### [INSTRUCTIONS FOR THE TASK]
Every line below that contains "this" is to be copied.

Entries taken from a collection:
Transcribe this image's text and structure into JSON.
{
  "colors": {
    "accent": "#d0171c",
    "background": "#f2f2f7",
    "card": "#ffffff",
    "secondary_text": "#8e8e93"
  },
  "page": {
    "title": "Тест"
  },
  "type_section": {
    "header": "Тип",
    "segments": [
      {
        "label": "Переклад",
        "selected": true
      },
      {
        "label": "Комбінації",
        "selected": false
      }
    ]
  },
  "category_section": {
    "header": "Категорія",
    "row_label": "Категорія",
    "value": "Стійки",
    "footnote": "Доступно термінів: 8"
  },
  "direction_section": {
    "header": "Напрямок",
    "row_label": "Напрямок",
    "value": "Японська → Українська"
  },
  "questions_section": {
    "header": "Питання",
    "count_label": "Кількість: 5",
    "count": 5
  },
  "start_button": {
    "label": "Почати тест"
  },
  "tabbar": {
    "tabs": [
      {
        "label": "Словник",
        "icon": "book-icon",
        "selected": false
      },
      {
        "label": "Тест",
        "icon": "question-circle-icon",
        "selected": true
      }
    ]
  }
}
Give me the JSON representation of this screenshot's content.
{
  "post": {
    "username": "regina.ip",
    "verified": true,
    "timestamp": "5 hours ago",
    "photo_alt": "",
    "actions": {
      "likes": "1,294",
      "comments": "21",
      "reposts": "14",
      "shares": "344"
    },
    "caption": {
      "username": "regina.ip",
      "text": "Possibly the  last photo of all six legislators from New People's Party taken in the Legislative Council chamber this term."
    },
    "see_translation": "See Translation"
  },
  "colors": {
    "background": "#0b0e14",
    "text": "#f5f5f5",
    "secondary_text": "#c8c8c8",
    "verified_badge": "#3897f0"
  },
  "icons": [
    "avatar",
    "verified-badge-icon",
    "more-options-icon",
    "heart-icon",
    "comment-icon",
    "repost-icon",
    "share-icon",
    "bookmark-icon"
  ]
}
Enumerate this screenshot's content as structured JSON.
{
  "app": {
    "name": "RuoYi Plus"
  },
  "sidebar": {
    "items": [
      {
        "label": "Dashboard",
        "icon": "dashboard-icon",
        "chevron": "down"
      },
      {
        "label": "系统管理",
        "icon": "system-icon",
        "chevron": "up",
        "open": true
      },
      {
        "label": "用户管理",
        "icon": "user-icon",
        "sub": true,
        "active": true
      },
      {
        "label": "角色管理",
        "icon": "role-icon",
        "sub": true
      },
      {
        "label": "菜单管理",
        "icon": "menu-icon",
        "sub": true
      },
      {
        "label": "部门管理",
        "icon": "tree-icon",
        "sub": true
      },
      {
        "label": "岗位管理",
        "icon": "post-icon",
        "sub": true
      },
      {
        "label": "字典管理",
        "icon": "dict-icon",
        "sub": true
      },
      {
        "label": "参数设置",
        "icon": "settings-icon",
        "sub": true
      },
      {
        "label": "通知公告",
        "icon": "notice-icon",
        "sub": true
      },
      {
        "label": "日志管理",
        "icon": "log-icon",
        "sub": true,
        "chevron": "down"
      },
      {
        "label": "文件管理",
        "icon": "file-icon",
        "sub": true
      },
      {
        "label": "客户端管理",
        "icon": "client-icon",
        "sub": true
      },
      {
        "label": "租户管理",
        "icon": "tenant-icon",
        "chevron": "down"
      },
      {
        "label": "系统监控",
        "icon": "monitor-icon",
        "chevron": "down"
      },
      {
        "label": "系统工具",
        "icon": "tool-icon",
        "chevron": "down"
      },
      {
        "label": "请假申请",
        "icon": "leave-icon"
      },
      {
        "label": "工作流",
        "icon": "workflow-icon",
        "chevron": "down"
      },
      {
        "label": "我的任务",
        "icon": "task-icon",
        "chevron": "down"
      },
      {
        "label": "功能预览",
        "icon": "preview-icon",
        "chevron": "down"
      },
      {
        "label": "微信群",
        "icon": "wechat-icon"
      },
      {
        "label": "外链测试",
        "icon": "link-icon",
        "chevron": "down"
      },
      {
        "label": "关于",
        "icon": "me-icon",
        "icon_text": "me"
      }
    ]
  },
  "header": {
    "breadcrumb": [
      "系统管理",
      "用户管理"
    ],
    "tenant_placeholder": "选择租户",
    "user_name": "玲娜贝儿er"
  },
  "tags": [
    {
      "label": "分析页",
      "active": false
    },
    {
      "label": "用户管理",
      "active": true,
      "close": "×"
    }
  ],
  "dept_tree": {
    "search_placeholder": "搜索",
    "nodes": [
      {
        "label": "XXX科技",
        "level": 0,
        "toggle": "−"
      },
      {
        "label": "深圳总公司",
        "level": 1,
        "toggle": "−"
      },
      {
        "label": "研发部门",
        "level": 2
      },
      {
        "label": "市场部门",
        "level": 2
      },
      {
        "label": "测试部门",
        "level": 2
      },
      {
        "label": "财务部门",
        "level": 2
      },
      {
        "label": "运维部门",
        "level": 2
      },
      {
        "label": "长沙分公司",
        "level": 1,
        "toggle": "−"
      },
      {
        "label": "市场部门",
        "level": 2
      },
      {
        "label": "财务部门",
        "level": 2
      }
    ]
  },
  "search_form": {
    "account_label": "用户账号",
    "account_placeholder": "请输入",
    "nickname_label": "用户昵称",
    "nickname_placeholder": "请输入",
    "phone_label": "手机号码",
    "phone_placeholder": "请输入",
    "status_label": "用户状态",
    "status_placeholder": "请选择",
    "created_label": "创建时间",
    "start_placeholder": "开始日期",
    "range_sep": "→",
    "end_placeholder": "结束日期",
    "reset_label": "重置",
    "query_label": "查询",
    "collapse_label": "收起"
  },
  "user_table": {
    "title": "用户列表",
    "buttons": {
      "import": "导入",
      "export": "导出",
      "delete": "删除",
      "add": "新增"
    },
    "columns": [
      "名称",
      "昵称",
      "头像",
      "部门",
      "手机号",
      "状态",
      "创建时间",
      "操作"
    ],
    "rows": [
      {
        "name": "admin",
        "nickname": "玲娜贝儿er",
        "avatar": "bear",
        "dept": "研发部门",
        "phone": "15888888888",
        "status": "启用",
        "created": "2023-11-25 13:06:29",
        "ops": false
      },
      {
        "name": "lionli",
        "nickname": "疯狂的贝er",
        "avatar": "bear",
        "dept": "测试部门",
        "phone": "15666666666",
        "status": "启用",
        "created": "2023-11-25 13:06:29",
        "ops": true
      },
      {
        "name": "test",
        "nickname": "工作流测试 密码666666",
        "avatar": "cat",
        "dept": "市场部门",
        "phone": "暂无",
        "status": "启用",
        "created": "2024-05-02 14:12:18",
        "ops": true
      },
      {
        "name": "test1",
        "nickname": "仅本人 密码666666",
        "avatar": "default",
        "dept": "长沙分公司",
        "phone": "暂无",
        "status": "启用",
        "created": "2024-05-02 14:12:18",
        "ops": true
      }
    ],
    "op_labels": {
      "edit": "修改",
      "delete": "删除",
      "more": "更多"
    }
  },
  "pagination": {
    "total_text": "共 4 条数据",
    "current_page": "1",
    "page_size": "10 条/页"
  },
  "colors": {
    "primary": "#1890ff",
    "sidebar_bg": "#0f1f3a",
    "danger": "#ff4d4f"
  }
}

### [YOUR RESPONSE]
Transcribe this image's text and structure into JSON.
Give me the JSON representation of this screenshot's content.
      "text": "Possibly the  last photo of all six legislators from New People's Party taken in the Legislative Council chamber this term."
Enumerate this screenshot's content as structured JSON.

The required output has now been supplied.